(Exercise goal): Please find all lines containing "Search" in the listing below and copy them.

(Entries provided):
_ _ _ _ _

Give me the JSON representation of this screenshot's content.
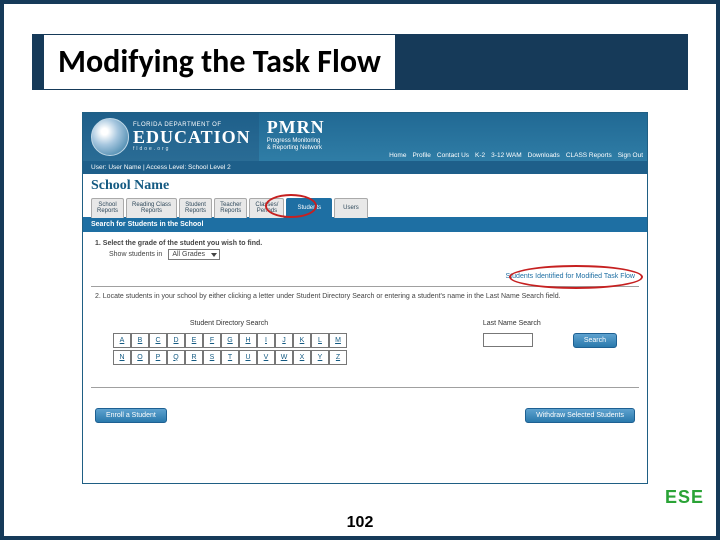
{
  "slide": {
    "title": "Modifying the Task Flow",
    "page_number": "102",
    "badge": "ESE"
  },
  "header": {
    "edu_small": "FLORIDA DEPARTMENT OF",
    "edu_big": "EDUCATION",
    "edu_site": "fldoe.org",
    "pmrn_title": "PMRN",
    "pmrn_sub1": "Progress Monitoring",
    "pmrn_sub2": "& Reporting Network",
    "nav": [
      "Home",
      "Profile",
      "Contact Us",
      "K-2",
      "3-12 WAM",
      "Downloads",
      "CLASS Reports",
      "Sign Out"
    ]
  },
  "user_bar": "User: User Name  |  Access Level:  School Level 2",
  "school_name": "School Name",
  "tabs": [
    {
      "label": "School\nReports"
    },
    {
      "label": "Reading Class\nReports"
    },
    {
      "label": "Student\nReports"
    },
    {
      "label": "Teacher\nReports"
    },
    {
      "label": "Classes/\nPeriods"
    },
    {
      "label": "Students"
    },
    {
      "label": "Users"
    }
  ],
  "section_bar": "Search for Students in the School",
  "step1": {
    "label": "1. Select the grade of the student you wish to find.",
    "show": "Show students in",
    "select_value": "All Grades"
  },
  "mod_link": "Students Identified for Modified Task Flow",
  "step2": "2. Locate students in your school by either clicking a letter under Student Directory Search or entering a student's name in the Last Name Search field.",
  "cols": {
    "dir_title": "Student Directory Search",
    "last_title": "Last Name Search",
    "letters": [
      "A",
      "B",
      "C",
      "D",
      "E",
      "F",
      "G",
      "H",
      "I",
      "J",
      "K",
      "L",
      "M",
      "N",
      "O",
      "P",
      "Q",
      "R",
      "S",
      "T",
      "U",
      "V",
      "W",
      "X",
      "Y",
      "Z"
    ],
    "search_btn": "Search"
  },
  "buttons": {
    "enroll": "Enroll a Student",
    "withdraw": "Withdraw Selected Students"
  }
}
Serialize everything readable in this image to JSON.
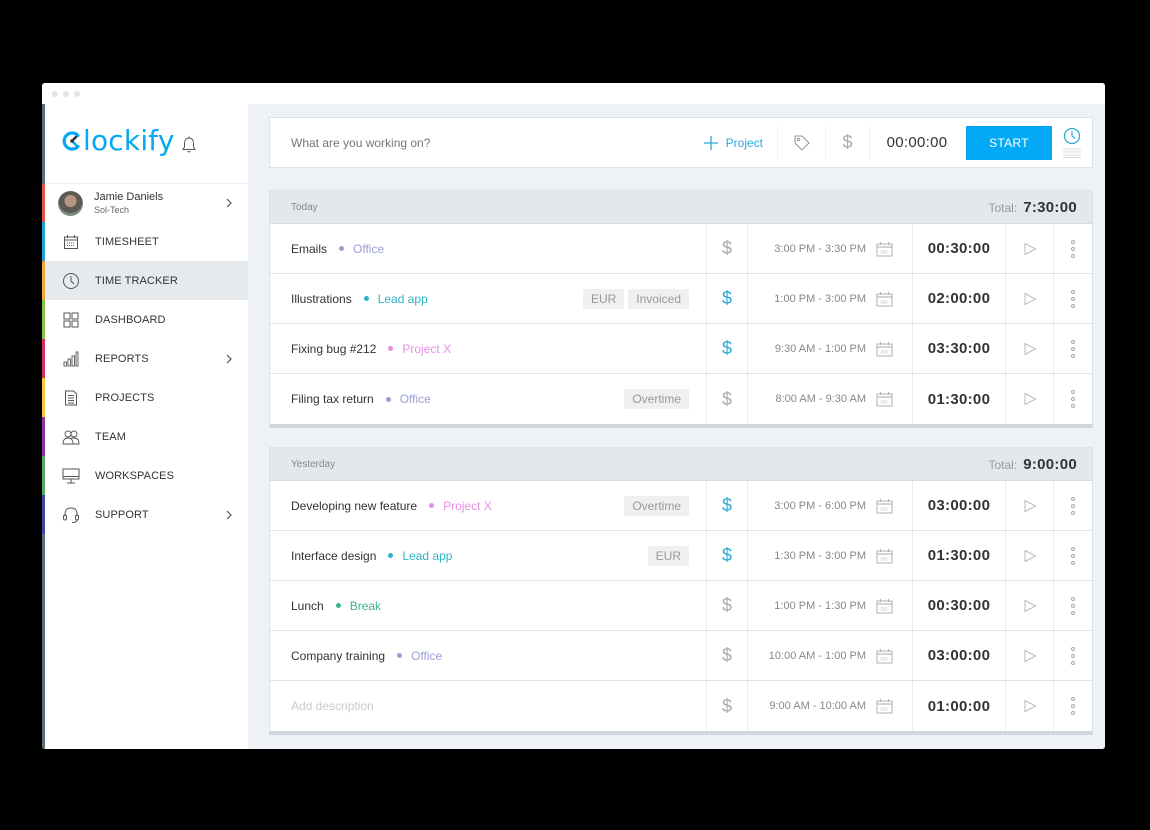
{
  "app": {
    "name": "Clockify",
    "window_dots": 3
  },
  "user": {
    "name": "Jamie Daniels",
    "workspace": "Sol-Tech"
  },
  "sidebar": {
    "items": [
      {
        "id": "timesheet",
        "label": "TIMESHEET",
        "icon": "calendar-icon",
        "color": "#1ea0d8",
        "chevron": false,
        "active": false
      },
      {
        "id": "time-tracker",
        "label": "TIME TRACKER",
        "icon": "clock-icon",
        "color": "#f3a33b",
        "chevron": false,
        "active": true
      },
      {
        "id": "dashboard",
        "label": "DASHBOARD",
        "icon": "dashboard-grid-icon",
        "color": "#8bc34a",
        "chevron": false,
        "active": false
      },
      {
        "id": "reports",
        "label": "REPORTS",
        "icon": "bar-chart-icon",
        "color": "#d3315f",
        "chevron": true,
        "active": false
      },
      {
        "id": "projects",
        "label": "PROJECTS",
        "icon": "document-icon",
        "color": "#f5c53b",
        "chevron": false,
        "active": false
      },
      {
        "id": "team",
        "label": "TEAM",
        "icon": "team-icon",
        "color": "#8e35a6",
        "chevron": false,
        "active": false
      },
      {
        "id": "workspaces",
        "label": "WORKSPACES",
        "icon": "monitor-icon",
        "color": "#5aa95c",
        "chevron": false,
        "active": false
      },
      {
        "id": "support",
        "label": "SUPPORT",
        "icon": "headset-icon",
        "color": "#3b4aa0",
        "chevron": true,
        "active": false
      }
    ],
    "user_strip_color": "#e0574a"
  },
  "tracker": {
    "placeholder": "What are you working on?",
    "project_label": "Project",
    "timer": "00:00:00",
    "start_label": "START"
  },
  "colors": {
    "accent": "#03a9f4",
    "office": "#9b9fd6",
    "lead_app": "#2bb5c9",
    "project_x": "#e58fe6",
    "break": "#3bb68c",
    "billable_active": "#2aa9d9",
    "billable_inactive": "#aaaaaa"
  },
  "days": [
    {
      "label": "Today",
      "total_label": "Total:",
      "total": "7:30:00",
      "entries": [
        {
          "description": "Emails",
          "project": "Office",
          "project_color": "#9b9fd6",
          "badges": [],
          "billable": false,
          "time_range": "3:00 PM - 3:30 PM",
          "duration": "00:30:00"
        },
        {
          "description": "Illustrations",
          "project": "Lead app",
          "project_color": "#2bb5c9",
          "badges": [
            "EUR",
            "Invoiced"
          ],
          "billable": true,
          "time_range": "1:00 PM - 3:00 PM",
          "duration": "02:00:00"
        },
        {
          "description": "Fixing bug #212",
          "project": "Project X",
          "project_color": "#e58fe6",
          "badges": [],
          "billable": true,
          "time_range": "9:30 AM - 1:00 PM",
          "duration": "03:30:00"
        },
        {
          "description": "Filing tax return",
          "project": "Office",
          "project_color": "#9b9fd6",
          "badges": [
            "Overtime"
          ],
          "billable": false,
          "time_range": "8:00 AM - 9:30 AM",
          "duration": "01:30:00"
        }
      ]
    },
    {
      "label": "Yesterday",
      "total_label": "Total:",
      "total": "9:00:00",
      "entries": [
        {
          "description": "Developing new feature",
          "project": "Project X",
          "project_color": "#e58fe6",
          "badges": [
            "Overtime"
          ],
          "billable": true,
          "time_range": "3:00 PM - 6:00 PM",
          "duration": "03:00:00"
        },
        {
          "description": "Interface design",
          "project": "Lead app",
          "project_color": "#2bb5c9",
          "badges": [
            "EUR"
          ],
          "billable": true,
          "time_range": "1:30 PM - 3:00 PM",
          "duration": "01:30:00"
        },
        {
          "description": "Lunch",
          "project": "Break",
          "project_color": "#3bb68c",
          "badges": [],
          "billable": false,
          "time_range": "1:00 PM - 1:30 PM",
          "duration": "00:30:00"
        },
        {
          "description": "Company training",
          "project": "Office",
          "project_color": "#9b9fd6",
          "badges": [],
          "billable": false,
          "time_range": "10:00 AM - 1:00 PM",
          "duration": "03:00:00"
        },
        {
          "description": "",
          "placeholder": "Add description",
          "project": "",
          "project_color": "",
          "badges": [],
          "billable": false,
          "time_range": "9:00 AM - 10:00 AM",
          "duration": "01:00:00"
        }
      ]
    }
  ]
}
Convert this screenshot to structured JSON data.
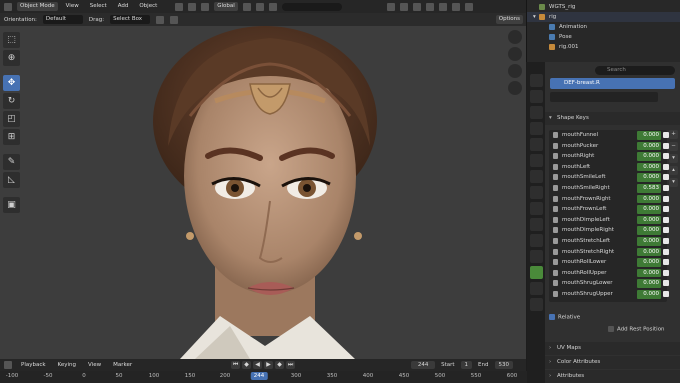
{
  "viewport_header": {
    "mode": "Object Mode",
    "menus": [
      "View",
      "Select",
      "Add",
      "Object"
    ],
    "transform_orientation": "Global"
  },
  "tool_header": {
    "orientation_label": "Orientation:",
    "orientation_value": "Default",
    "drag_label": "Drag:",
    "drag_value": "Select Box",
    "options_label": "Options"
  },
  "timeline": {
    "menus": [
      "Playback",
      "Keying",
      "View",
      "Marker"
    ],
    "current_frame": "244",
    "start_label": "Start",
    "start_value": "1",
    "end_label": "End",
    "end_value": "530",
    "ruler_ticks": [
      "-100",
      "-50",
      "0",
      "50",
      "100",
      "150",
      "200",
      "250",
      "300",
      "350",
      "400",
      "450",
      "500",
      "550",
      "600"
    ],
    "ruler_current": "244"
  },
  "outliner": {
    "rows": [
      {
        "label": "WGTS_rig",
        "indent": 1
      },
      {
        "label": "rig",
        "indent": 1
      },
      {
        "label": "Animation",
        "indent": 2
      },
      {
        "label": "Pose",
        "indent": 2
      },
      {
        "label": "rig.001",
        "indent": 2
      }
    ]
  },
  "properties": {
    "search_placeholder": "Search",
    "mesh_name": "DEF-breast.R",
    "shape_keys_header": "Shape Keys",
    "shape_keys": [
      {
        "name": "mouthFunnel",
        "value": "0.000"
      },
      {
        "name": "mouthPucker",
        "value": "0.000"
      },
      {
        "name": "mouthRight",
        "value": "0.000"
      },
      {
        "name": "mouthLeft",
        "value": "0.000"
      },
      {
        "name": "mouthSmileLeft",
        "value": "0.000"
      },
      {
        "name": "mouthSmileRight",
        "value": "0.583"
      },
      {
        "name": "mouthFrownRight",
        "value": "0.000"
      },
      {
        "name": "mouthFrownLeft",
        "value": "0.000"
      },
      {
        "name": "mouthDimpleLeft",
        "value": "0.000"
      },
      {
        "name": "mouthDimpleRight",
        "value": "0.000"
      },
      {
        "name": "mouthStretchLeft",
        "value": "0.000"
      },
      {
        "name": "mouthStretchRight",
        "value": "0.000"
      },
      {
        "name": "mouthRollLower",
        "value": "0.000"
      },
      {
        "name": "mouthRollUpper",
        "value": "0.000"
      },
      {
        "name": "mouthShrugLower",
        "value": "0.000"
      },
      {
        "name": "mouthShrugUpper",
        "value": "0.000"
      }
    ],
    "relative_label": "Relative",
    "add_rest_label": "Add Rest Position",
    "sections": [
      "UV Maps",
      "Color Attributes",
      "Attributes"
    ]
  },
  "colors": {
    "accent": "#4772b3",
    "value_green": "#3e7a35",
    "panel": "#303030",
    "viewport_bg": "#3d3d3d"
  }
}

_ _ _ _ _

(The completed task):
  "section_bar": "Search for Students in the School",
  "step2": "2. Locate students in your school by either clicking a letter under Student Directory Search or entering a student's name in the Last Name Search field.",
    "dir_title": "Student Directory Search",
    "last_title": "Last Name Search",
    "search_btn": "Search"
    "search_placeholder": "Search",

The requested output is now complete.